What all of these players have in common is something besides work ethic that is uncoachable: size.

Volson is 6-foot-4 and 305 pounds. Bacon is 6-5, 285; Plankers is 6-7, 321; Lechler is 6-7, 310; and Schoening is 6-4, 298 heading into his senior high school season. For the farm kids, that's a lot of muscle to handle anything big that comes their way.

"I think the coaches like that we come from North Dakota and we just happen to be a lot bigger up here, too," said Schoening, projected as a guard or center. "We just happen to be naturally bigger, a bunch of farm boys."

Schoening knew Volson and Bacon from playing basketball against them in high school and talked to them during the recruiting process. He said Wyoming contacted him, but he didn't take a campus visit.

Volson said he never envisioned himself as a Division I player because he was at a 9-man school. He grew up with people actually telling him that. So it was a surprise when the BIson contacted him after his junior year of high school.

His father, Ralph Volson, owns a construction company called R V Enterprises, but agriculture isn't far from Tanner's blood. The family lives on a farmyard. Ralph grew up on a farm and Tanner has an aunt, uncle, grandmother and grandfather who are all farmers.

"I've learned that there's always work to be done," Tanner said. "You wake up and you work. You don't take what you don't earn."

It's that mentality that seems to naturally fit the offensive linemen mode at NDSU, which runs a West Coast offense that prides itself on power football.

"The hours here are sun up to sun down," Volson said. "I'm used to that. That's the way we did it at home. You wake up, go outside and work and you don't go back inside until it's dark out. That helped me here because some of the guys weren't used to that. It's normal for me to wake up early and go to bed late."

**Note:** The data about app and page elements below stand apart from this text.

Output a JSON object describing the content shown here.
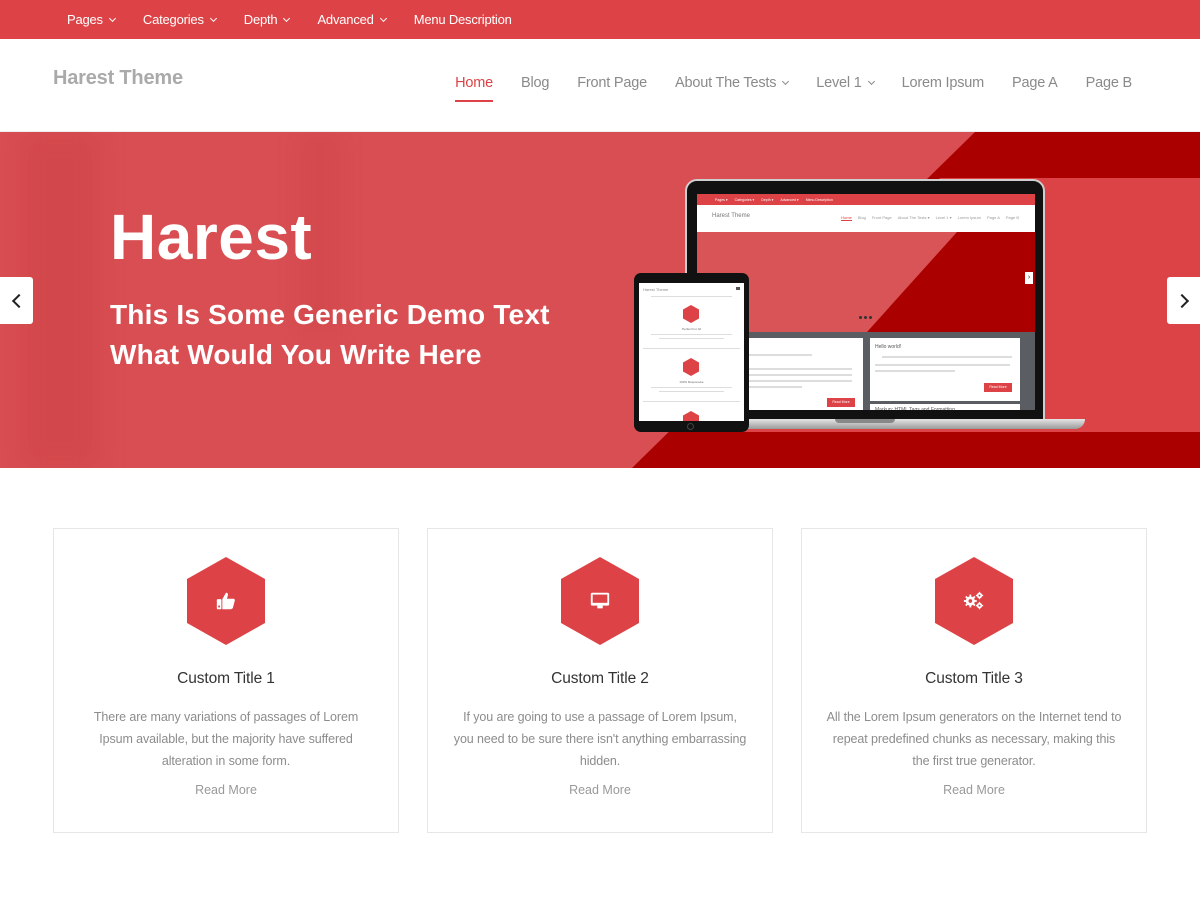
{
  "topbar": {
    "items": [
      {
        "label": "Pages",
        "has_dropdown": true
      },
      {
        "label": "Categories",
        "has_dropdown": true
      },
      {
        "label": "Depth",
        "has_dropdown": true
      },
      {
        "label": "Advanced",
        "has_dropdown": true
      },
      {
        "label": "Menu Description",
        "has_dropdown": false
      }
    ]
  },
  "header": {
    "site_title": "Harest Theme",
    "nav": [
      {
        "label": "Home",
        "active": true,
        "has_dropdown": false
      },
      {
        "label": "Blog",
        "active": false,
        "has_dropdown": false
      },
      {
        "label": "Front Page",
        "active": false,
        "has_dropdown": false
      },
      {
        "label": "About The Tests",
        "active": false,
        "has_dropdown": true
      },
      {
        "label": "Level 1",
        "active": false,
        "has_dropdown": true
      },
      {
        "label": "Lorem Ipsum",
        "active": false,
        "has_dropdown": false
      },
      {
        "label": "Page A",
        "active": false,
        "has_dropdown": false
      },
      {
        "label": "Page B",
        "active": false,
        "has_dropdown": false
      }
    ]
  },
  "hero": {
    "title": "Harest",
    "subtitle_line1": "This Is Some Generic Demo Text",
    "subtitle_line2": "What Would You Write Here",
    "prev_icon": "chevron-left-icon",
    "next_icon": "chevron-right-icon",
    "mockup": {
      "topbar_items": [
        "Pages ▾",
        "Categories ▾",
        "Depth ▾",
        "Advanced ▾",
        "Menu Description"
      ],
      "site_title": "Harest Theme",
      "nav": [
        "Home",
        "Blog",
        "Front Page",
        "About The Tests ▾",
        "Level 1 ▾",
        "Lorem Ipsum",
        "Page A",
        "Page B"
      ],
      "post_1_title": "Hello world!",
      "post_2_title": "Markup: HTML Tags and Formatting",
      "read_more": "Read More",
      "tablet_title": "Harest Theme",
      "tablet_feature_1": "Perfect For All",
      "tablet_feature_2": "100% Responsive"
    }
  },
  "colors": {
    "accent": "#dd4346",
    "dark_accent": "#ab0000",
    "site_title": "#aaaaaa",
    "nav_text": "#8a8a8a"
  },
  "features": [
    {
      "icon": "thumbs-up-icon",
      "title": "Custom Title 1",
      "description": "There are many variations of passages of Lorem Ipsum available, but the majority have suffered alteration in some form.",
      "link": "Read More"
    },
    {
      "icon": "desktop-icon",
      "title": "Custom Title 2",
      "description": "If you are going to use a passage of Lorem Ipsum, you need to be sure there isn't anything embarrassing hidden.",
      "link": "Read More"
    },
    {
      "icon": "gears-icon",
      "title": "Custom Title 3",
      "description": "All the Lorem Ipsum generators on the Internet tend to repeat predefined chunks as necessary, making this the first true generator.",
      "link": "Read More"
    }
  ]
}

It didn't take Bison offensive line coach Conor Riley to realize that. When Volson checked into Bison fall practice last year-his first day on campus-Riley made a joke that Volson's father gave him the day off because of the long drive to Fargo.

Well, not really.

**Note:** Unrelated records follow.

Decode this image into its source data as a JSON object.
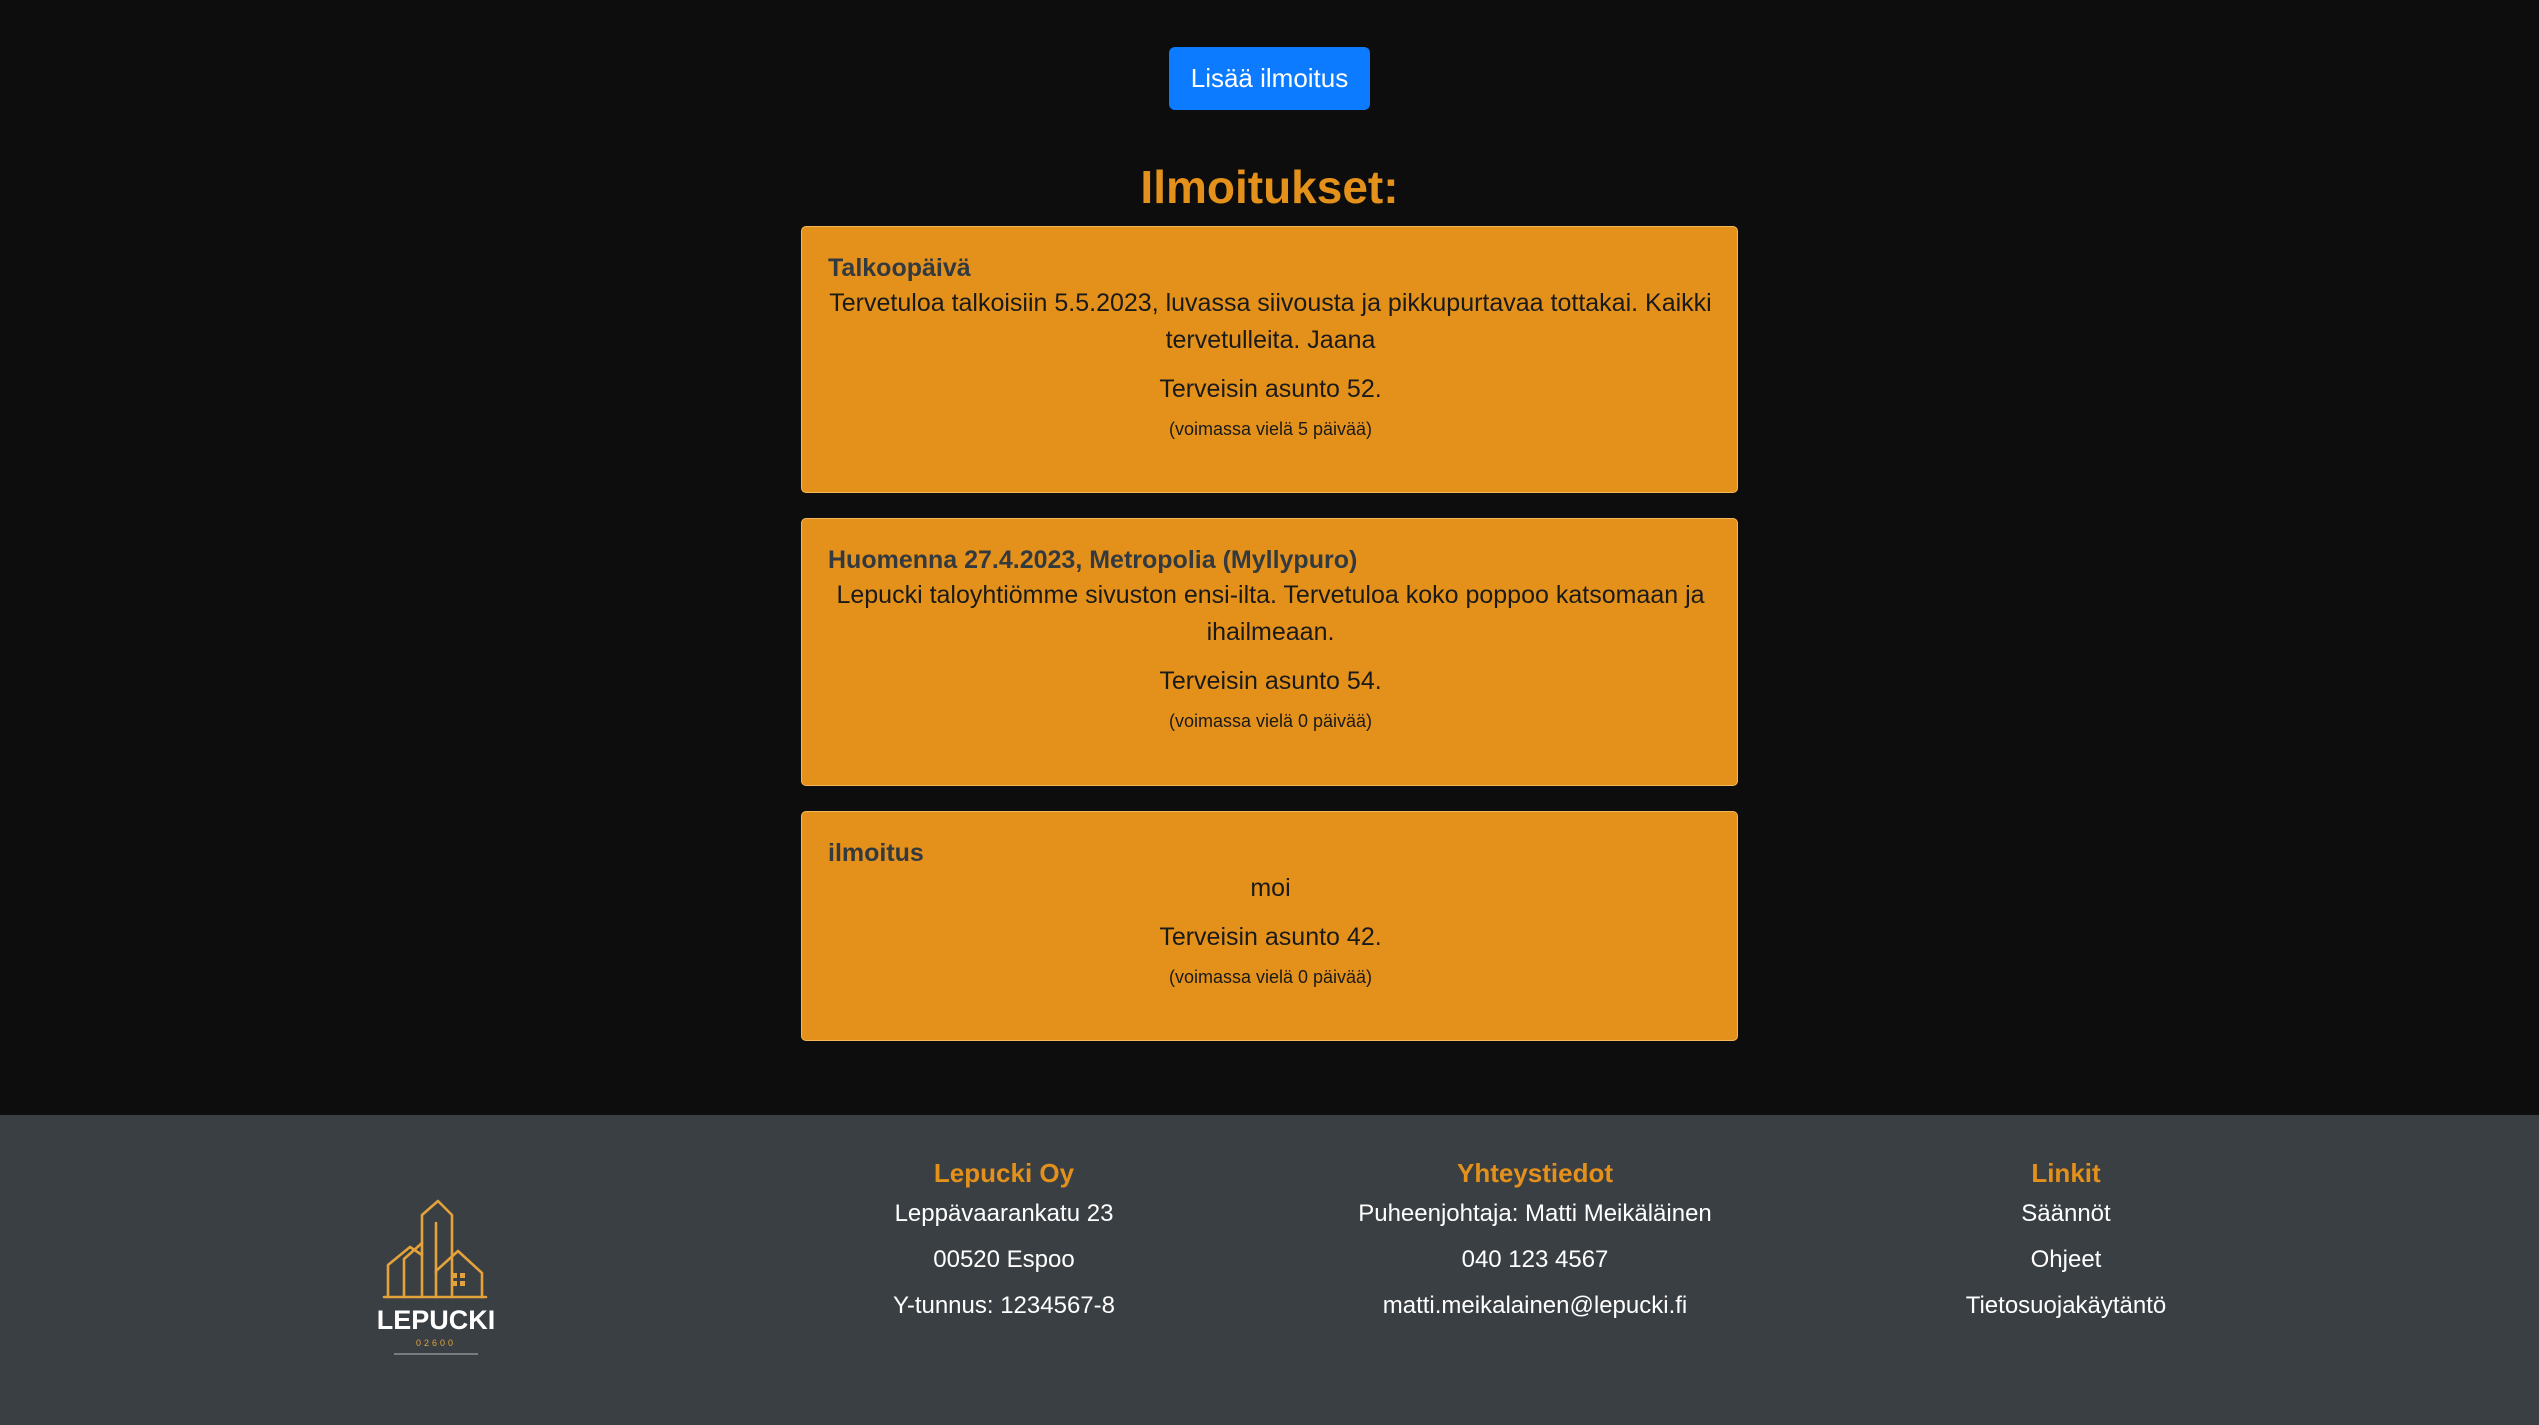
{
  "header": {
    "add_button_label": "Lisää ilmoitus",
    "section_title": "Ilmoitukset:"
  },
  "notices": [
    {
      "title": "Talkoopäivä",
      "body": "Tervetuloa talkoisiin 5.5.2023, luvassa siivousta ja pikkupurtavaa tottakai. Kaikki tervetulleita. Jaana",
      "signature": "Terveisin asunto 52.",
      "validity": "(voimassa vielä 5 päivää)"
    },
    {
      "title": "Huomenna 27.4.2023, Metropolia (Myllypuro)",
      "body": "Lepucki taloyhtiömme sivuston ensi-ilta. Tervetuloa koko poppoo katsomaan ja ihailmeaan.",
      "signature": "Terveisin asunto 54.",
      "validity": "(voimassa vielä 0 päivää)"
    },
    {
      "title": "ilmoitus",
      "body": "moi",
      "signature": "Terveisin asunto 42.",
      "validity": "(voimassa vielä 0 päivää)"
    }
  ],
  "footer": {
    "logo": {
      "name": "LEPUCKI",
      "postcode": "02600",
      "icon": "building-logo-icon"
    },
    "company": {
      "title": "Lepucki Oy",
      "lines": [
        "Leppävaarankatu 23",
        "00520 Espoo",
        "Y-tunnus: 1234567-8"
      ]
    },
    "contact": {
      "title": "Yhteystiedot",
      "lines": [
        "Puheenjohtaja: Matti Meikäläinen",
        "040 123 4567",
        "matti.meikalainen@lepucki.fi"
      ]
    },
    "links": {
      "title": "Linkit",
      "items": [
        "Säännöt",
        "Ohjeet",
        "Tietosuojakäytäntö"
      ]
    }
  },
  "colors": {
    "background": "#0d0d0d",
    "accent": "#e4911b",
    "button": "#0d7bff",
    "footer": "#3a3f43"
  }
}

"He tells me, 'No, he had me up at 4:30 in the morning,'" Riley said, "'worked for four hours, ate lunch, hopped in the car and drove to Fargo.' So I said, 'Shoot, you're going to be on vacation the next 2½ weeks because we're going to let you sleep in until 6 or 6:30 in the morning.' That's the kid I want."

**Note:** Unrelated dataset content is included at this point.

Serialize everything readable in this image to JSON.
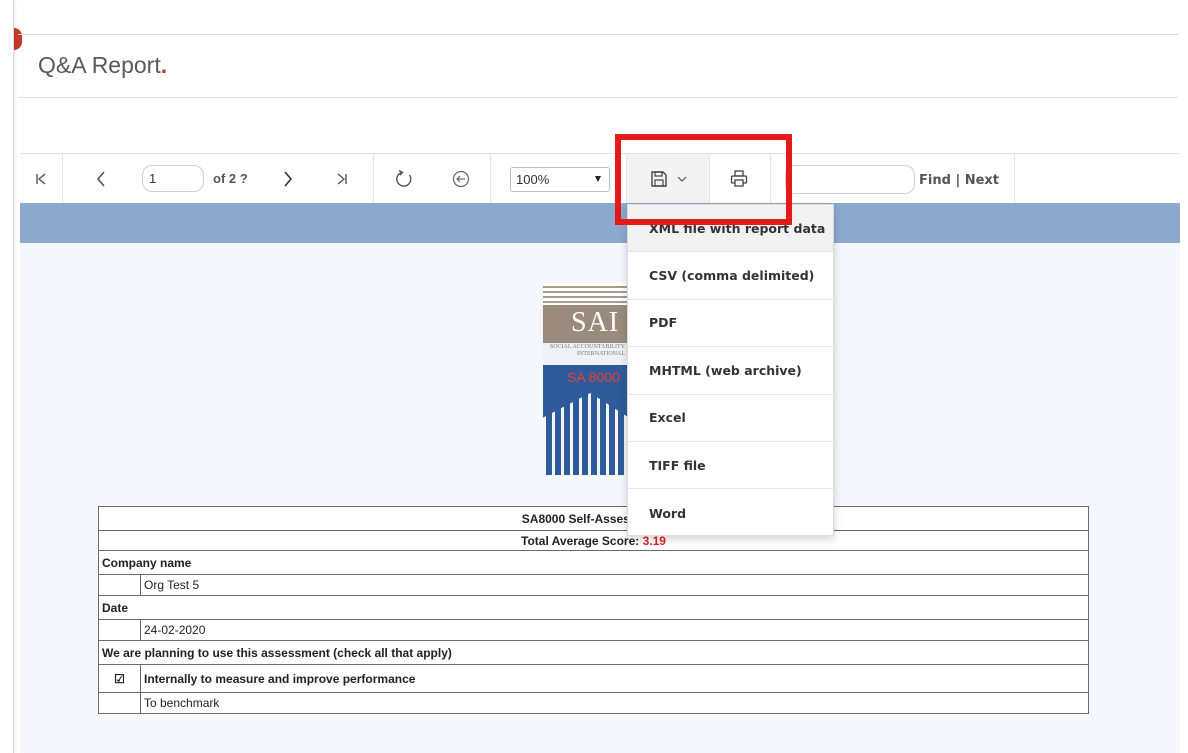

Riley is the coach who basically has to start from scratch when kids like Volson get to Fargo. Small-town football players usually don't get the luxury of having multiple assistant coaches that are able to specialize in a particular position.

That can also work to NDSU's advantage. Instead of taking a talented high school recruit and molding him into the mentality of a college football player, it's often the other way around.

"That's why our camps are so huge in the evaluation process," Riley said, "because the intangibles that I believe it takes to play at North Dakota State so often outweigh the measurables. And in college football today, that's what a lot of people miss. How much does he care? How important is football to him? Do they love football? A big difference in today's society with social media and everything else they do is, 'Do they love football or do they love being recruited?' Because I want the young man that loves football."